■ **WHAT YOU ARE ASKED TO DO**
Every line below that has "from" in it should be copied.

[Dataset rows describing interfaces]

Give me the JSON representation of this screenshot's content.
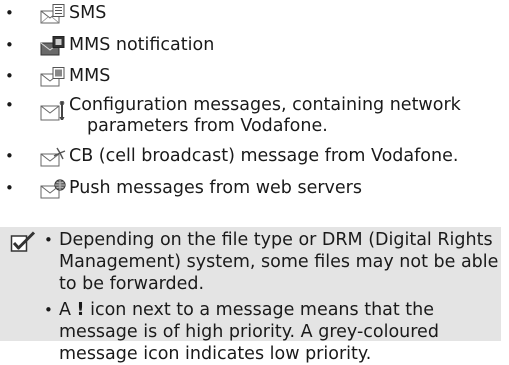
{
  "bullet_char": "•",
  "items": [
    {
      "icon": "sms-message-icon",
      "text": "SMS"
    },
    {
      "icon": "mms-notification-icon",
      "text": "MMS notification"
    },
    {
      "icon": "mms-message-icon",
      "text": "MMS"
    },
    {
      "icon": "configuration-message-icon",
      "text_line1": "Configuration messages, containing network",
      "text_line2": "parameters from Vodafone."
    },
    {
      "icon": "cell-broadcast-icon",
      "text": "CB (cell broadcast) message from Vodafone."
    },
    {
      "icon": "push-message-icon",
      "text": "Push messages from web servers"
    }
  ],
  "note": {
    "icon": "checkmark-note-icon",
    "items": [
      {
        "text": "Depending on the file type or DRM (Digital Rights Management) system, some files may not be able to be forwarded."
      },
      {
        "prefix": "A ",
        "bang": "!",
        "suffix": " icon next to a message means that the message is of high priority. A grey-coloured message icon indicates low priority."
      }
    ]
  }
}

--

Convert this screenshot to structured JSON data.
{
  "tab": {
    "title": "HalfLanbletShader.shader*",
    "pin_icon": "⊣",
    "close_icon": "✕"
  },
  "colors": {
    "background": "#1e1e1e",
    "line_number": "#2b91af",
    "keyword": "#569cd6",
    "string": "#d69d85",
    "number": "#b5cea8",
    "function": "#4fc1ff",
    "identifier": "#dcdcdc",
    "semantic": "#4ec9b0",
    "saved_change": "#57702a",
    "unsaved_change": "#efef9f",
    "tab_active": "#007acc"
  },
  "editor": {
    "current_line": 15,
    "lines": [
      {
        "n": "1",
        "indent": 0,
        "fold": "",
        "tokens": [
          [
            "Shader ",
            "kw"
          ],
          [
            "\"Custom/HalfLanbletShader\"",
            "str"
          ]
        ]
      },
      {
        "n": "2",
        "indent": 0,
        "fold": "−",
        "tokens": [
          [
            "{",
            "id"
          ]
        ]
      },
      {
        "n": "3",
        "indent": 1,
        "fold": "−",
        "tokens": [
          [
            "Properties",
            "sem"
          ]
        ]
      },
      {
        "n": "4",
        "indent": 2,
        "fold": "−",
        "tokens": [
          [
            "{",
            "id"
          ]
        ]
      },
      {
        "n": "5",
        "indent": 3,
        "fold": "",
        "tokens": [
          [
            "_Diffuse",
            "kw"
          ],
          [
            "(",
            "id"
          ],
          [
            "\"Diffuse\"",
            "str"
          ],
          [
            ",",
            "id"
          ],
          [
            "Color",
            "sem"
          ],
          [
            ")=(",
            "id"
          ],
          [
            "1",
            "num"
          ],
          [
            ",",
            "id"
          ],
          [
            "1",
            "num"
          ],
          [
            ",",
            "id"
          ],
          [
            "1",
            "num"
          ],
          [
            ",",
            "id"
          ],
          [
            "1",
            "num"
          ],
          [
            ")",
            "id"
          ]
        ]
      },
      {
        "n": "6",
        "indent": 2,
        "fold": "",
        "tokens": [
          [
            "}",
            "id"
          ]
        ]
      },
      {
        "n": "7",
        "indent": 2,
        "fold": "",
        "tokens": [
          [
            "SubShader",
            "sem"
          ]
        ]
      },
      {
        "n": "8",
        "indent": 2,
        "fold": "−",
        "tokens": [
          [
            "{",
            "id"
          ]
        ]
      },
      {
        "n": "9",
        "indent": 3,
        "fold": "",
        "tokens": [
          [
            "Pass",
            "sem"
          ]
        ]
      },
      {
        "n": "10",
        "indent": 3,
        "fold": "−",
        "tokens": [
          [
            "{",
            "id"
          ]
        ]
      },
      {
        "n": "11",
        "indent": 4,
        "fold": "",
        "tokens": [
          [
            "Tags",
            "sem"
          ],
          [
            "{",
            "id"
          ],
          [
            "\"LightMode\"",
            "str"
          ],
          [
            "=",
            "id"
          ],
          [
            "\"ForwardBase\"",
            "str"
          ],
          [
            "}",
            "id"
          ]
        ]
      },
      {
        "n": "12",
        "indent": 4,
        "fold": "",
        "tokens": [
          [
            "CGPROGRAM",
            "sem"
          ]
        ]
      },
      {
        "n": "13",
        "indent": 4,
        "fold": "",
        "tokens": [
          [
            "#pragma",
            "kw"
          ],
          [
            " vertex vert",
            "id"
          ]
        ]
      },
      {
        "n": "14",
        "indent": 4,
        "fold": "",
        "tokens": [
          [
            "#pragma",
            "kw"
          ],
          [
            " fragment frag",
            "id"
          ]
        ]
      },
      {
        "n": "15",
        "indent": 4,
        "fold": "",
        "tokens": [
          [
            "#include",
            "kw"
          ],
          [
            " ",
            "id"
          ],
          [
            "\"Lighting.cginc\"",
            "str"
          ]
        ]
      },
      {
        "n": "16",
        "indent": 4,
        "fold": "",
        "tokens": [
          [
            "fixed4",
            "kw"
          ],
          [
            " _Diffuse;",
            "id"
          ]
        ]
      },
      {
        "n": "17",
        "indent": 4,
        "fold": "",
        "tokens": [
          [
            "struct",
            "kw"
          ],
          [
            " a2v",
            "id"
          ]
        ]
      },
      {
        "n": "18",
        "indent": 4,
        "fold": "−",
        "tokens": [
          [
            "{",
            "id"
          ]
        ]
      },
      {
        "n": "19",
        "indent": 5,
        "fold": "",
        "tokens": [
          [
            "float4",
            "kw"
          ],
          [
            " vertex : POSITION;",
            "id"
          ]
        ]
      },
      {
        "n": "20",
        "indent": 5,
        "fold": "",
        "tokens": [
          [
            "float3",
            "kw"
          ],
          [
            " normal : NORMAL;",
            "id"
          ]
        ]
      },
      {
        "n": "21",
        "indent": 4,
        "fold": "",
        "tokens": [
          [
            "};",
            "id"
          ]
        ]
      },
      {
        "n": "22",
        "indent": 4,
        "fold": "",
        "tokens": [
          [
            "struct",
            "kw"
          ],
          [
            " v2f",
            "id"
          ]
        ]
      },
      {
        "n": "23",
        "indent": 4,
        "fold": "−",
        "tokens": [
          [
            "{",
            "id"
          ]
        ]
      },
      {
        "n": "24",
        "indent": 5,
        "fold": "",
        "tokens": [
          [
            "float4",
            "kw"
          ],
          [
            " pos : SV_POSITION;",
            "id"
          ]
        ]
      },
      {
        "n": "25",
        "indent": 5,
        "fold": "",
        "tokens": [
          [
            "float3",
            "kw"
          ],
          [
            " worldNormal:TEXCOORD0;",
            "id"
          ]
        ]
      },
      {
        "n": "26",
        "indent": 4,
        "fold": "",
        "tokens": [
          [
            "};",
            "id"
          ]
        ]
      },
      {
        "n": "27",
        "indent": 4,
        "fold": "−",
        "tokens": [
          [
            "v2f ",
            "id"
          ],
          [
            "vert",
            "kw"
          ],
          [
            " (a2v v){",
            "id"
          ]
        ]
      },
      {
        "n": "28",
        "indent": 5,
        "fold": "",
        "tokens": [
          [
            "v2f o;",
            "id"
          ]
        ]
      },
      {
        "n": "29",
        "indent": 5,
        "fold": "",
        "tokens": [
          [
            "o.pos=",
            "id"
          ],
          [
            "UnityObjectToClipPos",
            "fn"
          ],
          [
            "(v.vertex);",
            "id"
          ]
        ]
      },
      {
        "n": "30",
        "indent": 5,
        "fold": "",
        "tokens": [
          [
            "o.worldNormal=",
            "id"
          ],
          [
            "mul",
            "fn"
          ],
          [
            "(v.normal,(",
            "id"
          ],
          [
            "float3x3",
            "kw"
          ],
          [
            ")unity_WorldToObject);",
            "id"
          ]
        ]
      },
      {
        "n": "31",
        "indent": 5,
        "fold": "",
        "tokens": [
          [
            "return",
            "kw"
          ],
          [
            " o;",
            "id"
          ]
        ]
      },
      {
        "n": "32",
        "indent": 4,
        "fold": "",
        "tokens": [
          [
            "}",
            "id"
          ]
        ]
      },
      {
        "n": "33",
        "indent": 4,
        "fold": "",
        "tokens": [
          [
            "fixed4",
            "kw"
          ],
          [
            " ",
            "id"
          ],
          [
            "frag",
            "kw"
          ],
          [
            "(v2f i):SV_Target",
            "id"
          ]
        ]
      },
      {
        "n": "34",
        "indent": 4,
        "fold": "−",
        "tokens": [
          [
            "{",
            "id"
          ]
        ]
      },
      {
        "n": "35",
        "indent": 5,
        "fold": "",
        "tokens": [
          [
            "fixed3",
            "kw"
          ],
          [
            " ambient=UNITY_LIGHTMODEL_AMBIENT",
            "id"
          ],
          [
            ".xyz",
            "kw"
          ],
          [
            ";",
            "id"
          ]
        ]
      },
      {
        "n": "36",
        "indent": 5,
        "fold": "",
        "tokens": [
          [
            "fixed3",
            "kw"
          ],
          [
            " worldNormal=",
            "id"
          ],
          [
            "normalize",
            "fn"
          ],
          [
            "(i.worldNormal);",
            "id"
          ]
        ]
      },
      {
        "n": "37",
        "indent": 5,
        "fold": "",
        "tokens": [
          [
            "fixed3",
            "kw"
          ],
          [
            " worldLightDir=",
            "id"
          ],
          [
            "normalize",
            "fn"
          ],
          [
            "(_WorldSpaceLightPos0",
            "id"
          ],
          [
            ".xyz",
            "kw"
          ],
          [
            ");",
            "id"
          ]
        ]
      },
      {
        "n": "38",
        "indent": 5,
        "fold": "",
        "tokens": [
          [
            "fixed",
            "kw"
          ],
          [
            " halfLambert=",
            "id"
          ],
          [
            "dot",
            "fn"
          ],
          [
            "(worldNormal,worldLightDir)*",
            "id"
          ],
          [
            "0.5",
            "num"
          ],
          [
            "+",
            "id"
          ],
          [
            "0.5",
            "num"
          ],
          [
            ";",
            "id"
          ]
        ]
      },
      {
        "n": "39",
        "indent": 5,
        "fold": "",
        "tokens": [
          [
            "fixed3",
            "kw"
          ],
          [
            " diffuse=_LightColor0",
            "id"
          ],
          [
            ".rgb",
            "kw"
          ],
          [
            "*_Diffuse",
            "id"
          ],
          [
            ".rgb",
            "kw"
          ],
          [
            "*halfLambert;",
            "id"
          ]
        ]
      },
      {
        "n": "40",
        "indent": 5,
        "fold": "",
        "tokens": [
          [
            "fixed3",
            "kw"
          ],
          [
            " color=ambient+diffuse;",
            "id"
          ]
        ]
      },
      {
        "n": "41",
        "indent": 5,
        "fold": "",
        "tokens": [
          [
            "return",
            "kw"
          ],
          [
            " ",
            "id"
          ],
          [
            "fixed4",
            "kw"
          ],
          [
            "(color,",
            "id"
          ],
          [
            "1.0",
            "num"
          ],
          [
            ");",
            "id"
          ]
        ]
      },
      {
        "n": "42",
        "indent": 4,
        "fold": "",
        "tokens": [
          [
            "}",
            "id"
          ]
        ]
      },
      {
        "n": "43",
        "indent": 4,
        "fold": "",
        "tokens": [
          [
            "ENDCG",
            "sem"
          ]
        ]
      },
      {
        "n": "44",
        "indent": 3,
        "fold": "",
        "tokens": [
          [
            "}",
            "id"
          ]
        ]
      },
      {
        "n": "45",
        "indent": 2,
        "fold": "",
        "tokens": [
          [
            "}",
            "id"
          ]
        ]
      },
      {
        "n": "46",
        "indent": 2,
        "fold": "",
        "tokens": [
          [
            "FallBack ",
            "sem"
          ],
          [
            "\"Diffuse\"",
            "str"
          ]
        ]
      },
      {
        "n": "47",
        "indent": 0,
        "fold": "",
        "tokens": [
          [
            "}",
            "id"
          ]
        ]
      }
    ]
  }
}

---

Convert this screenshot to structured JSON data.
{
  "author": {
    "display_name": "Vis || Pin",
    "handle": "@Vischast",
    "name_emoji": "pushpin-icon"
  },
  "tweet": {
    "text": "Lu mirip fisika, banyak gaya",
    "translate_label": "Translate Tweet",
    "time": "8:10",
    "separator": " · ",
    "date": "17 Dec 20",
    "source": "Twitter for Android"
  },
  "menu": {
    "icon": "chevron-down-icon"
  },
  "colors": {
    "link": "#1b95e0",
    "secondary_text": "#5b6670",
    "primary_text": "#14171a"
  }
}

■ **OUTPUT OF THE TASK**
      "text_line2": "parameters from Vodafone."
      "text": "CB (cell broadcast) message from Vodafone."
      "text": "Push messages from web servers"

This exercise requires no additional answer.